**Action item**:
Which lines in the records below contain the word "銷貨成本"? Return each of them.

[Element data from apps and pages]

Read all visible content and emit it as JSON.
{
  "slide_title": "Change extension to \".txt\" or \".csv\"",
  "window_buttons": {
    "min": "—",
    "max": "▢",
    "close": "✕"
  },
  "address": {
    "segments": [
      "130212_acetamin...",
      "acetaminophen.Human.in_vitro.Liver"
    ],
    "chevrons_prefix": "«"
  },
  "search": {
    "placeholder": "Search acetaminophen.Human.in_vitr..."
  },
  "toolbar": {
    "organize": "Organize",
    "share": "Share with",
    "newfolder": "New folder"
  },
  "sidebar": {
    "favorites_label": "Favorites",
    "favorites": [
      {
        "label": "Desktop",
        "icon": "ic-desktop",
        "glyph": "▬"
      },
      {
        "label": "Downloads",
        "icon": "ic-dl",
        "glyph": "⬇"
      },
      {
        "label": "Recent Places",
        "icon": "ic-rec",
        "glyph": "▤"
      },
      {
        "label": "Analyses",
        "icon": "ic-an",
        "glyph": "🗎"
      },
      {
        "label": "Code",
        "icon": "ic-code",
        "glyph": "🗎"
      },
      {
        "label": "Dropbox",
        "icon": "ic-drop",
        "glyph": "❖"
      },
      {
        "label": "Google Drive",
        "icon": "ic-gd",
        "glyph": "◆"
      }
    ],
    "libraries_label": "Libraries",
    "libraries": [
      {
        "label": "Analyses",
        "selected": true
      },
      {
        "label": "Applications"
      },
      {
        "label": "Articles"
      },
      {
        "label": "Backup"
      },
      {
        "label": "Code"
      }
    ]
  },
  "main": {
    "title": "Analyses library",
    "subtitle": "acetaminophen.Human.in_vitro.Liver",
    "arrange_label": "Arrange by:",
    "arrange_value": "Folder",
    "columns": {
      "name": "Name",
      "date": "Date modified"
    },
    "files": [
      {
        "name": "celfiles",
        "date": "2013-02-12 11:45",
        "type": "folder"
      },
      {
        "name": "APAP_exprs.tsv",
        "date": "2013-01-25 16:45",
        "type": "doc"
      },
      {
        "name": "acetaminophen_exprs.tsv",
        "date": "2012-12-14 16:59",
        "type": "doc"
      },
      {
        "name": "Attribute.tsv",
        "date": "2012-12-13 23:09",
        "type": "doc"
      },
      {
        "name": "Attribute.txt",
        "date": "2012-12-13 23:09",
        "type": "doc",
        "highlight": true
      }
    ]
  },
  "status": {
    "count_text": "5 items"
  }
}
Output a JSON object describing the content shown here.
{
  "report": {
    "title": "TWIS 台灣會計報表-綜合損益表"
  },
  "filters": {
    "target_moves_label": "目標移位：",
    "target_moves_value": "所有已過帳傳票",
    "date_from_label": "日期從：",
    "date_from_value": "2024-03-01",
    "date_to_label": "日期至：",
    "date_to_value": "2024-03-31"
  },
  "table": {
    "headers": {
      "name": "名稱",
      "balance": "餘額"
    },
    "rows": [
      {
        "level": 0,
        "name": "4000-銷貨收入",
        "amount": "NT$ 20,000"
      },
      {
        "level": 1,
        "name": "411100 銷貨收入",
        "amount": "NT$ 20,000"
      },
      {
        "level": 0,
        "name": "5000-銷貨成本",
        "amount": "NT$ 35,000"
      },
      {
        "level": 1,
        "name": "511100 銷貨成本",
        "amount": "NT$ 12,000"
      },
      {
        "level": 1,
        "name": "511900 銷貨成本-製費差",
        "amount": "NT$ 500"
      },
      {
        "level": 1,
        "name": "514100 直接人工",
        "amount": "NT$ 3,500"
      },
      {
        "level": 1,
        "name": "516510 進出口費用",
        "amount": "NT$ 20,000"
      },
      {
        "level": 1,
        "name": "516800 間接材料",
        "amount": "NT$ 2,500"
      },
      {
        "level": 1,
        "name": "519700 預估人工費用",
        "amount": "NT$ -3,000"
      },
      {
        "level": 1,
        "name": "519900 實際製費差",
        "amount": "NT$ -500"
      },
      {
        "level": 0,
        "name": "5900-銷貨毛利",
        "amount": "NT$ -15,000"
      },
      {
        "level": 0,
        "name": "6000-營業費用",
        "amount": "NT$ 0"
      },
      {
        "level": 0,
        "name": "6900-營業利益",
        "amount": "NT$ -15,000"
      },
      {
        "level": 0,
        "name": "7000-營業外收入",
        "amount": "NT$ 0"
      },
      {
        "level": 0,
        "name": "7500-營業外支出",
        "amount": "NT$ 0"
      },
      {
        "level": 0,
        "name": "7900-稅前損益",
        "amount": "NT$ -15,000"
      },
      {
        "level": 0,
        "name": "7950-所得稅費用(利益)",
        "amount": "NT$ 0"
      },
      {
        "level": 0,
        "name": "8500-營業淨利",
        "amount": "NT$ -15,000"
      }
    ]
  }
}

**Solution**:
        "name": "5000-銷貨成本",
        "name": "511100 銷貨成本",
        "name": "511900 銷貨成本-製費差",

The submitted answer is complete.